Start of DATA FOR ANALYSIS
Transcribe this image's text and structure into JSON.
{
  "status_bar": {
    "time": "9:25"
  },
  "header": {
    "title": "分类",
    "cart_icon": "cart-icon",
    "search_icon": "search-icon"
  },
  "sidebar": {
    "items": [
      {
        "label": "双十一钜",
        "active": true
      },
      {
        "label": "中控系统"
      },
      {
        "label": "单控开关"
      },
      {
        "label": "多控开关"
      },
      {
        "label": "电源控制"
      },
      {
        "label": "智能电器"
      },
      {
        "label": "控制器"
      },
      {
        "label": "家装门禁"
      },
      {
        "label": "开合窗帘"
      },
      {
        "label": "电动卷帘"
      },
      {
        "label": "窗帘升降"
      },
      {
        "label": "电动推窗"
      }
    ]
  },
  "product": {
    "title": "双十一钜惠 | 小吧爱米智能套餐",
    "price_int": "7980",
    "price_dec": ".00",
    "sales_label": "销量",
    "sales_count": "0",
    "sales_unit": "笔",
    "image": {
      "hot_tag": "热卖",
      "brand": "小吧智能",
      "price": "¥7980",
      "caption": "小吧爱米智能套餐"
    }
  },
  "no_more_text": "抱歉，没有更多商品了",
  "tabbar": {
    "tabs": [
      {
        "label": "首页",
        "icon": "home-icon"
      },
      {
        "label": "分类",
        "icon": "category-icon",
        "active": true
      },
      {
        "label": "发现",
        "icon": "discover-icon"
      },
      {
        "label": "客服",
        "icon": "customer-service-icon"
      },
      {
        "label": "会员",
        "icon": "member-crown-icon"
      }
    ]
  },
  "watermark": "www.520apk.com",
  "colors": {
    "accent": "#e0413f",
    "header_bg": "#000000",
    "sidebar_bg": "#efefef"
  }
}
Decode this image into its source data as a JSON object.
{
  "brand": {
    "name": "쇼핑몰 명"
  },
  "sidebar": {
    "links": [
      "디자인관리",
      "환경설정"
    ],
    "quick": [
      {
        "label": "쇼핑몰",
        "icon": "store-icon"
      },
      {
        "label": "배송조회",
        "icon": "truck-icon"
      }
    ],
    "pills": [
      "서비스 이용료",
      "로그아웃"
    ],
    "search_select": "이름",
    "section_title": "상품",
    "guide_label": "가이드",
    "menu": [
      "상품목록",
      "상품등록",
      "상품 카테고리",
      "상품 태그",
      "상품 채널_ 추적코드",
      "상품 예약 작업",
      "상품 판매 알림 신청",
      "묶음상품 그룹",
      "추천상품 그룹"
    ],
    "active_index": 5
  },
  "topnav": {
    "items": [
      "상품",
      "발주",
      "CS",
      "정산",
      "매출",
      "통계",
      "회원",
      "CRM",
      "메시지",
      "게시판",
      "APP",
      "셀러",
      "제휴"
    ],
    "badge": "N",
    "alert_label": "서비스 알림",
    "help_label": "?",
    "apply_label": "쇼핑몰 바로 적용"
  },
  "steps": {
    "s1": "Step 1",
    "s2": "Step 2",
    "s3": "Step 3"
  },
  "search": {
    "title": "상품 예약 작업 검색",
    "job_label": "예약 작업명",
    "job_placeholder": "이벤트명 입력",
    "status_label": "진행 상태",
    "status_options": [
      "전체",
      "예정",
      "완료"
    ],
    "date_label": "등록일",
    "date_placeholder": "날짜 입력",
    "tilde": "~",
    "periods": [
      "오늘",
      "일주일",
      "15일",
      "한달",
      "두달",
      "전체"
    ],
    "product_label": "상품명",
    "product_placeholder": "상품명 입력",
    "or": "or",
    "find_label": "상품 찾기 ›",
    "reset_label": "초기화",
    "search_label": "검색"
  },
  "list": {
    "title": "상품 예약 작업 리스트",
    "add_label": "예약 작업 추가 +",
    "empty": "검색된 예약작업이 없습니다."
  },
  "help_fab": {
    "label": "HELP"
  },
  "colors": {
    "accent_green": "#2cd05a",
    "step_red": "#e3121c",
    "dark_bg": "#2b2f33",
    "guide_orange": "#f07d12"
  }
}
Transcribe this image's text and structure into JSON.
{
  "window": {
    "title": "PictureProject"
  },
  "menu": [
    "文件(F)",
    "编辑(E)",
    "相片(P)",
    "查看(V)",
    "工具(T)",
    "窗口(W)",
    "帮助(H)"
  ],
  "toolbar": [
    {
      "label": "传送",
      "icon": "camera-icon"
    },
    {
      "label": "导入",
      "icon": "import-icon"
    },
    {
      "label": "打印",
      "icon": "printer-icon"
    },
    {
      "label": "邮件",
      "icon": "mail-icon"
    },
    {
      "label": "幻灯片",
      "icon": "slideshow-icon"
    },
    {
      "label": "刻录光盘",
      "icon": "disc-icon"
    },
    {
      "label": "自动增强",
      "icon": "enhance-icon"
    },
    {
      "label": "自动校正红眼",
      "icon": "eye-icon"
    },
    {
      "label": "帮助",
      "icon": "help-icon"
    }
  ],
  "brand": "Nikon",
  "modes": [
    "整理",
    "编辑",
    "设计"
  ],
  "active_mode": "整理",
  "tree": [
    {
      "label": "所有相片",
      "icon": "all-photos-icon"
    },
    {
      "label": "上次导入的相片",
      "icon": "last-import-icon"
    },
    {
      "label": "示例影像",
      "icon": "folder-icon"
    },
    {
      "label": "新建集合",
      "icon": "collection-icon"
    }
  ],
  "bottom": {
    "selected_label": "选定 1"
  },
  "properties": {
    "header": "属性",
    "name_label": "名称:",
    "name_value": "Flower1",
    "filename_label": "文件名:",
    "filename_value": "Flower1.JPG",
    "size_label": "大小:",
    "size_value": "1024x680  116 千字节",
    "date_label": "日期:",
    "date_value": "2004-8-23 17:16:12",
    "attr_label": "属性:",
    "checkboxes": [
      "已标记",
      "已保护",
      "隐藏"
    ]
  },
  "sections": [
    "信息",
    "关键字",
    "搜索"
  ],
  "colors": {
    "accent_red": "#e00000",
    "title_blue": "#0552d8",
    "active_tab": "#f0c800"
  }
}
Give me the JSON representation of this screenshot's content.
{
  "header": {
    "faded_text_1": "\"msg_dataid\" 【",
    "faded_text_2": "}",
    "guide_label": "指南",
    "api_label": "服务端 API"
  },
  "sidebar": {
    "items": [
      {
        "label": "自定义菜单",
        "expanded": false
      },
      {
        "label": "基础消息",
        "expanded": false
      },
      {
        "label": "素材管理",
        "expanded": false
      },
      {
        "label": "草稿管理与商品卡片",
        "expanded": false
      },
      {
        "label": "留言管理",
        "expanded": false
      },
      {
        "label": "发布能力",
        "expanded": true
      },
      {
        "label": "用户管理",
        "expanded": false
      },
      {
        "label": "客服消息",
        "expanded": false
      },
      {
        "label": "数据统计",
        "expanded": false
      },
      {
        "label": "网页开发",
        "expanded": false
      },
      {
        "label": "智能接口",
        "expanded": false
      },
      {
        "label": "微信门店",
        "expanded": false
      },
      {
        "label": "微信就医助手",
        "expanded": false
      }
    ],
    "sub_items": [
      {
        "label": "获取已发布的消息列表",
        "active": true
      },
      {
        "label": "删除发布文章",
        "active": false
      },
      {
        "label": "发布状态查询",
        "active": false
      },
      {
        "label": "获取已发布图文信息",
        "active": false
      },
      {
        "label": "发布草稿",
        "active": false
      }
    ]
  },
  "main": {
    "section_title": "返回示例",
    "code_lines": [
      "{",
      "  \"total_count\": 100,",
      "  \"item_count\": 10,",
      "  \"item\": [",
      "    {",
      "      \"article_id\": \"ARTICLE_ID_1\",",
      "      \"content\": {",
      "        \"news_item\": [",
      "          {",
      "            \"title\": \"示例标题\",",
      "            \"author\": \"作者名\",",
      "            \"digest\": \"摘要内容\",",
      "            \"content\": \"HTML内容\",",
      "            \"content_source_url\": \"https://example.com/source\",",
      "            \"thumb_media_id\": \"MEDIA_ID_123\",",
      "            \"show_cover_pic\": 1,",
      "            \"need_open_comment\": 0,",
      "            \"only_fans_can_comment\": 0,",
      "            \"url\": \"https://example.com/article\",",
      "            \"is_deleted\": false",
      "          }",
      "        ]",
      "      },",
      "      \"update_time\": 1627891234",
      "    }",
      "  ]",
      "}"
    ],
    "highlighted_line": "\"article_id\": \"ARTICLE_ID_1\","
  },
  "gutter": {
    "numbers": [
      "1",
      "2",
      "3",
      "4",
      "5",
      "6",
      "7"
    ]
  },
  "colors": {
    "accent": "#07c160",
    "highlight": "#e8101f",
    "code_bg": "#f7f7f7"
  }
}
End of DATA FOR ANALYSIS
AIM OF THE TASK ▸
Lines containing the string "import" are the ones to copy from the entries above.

ANSWER FOR THE TASK ▸
      "icon": "import-icon"
      "icon": "last-import-icon"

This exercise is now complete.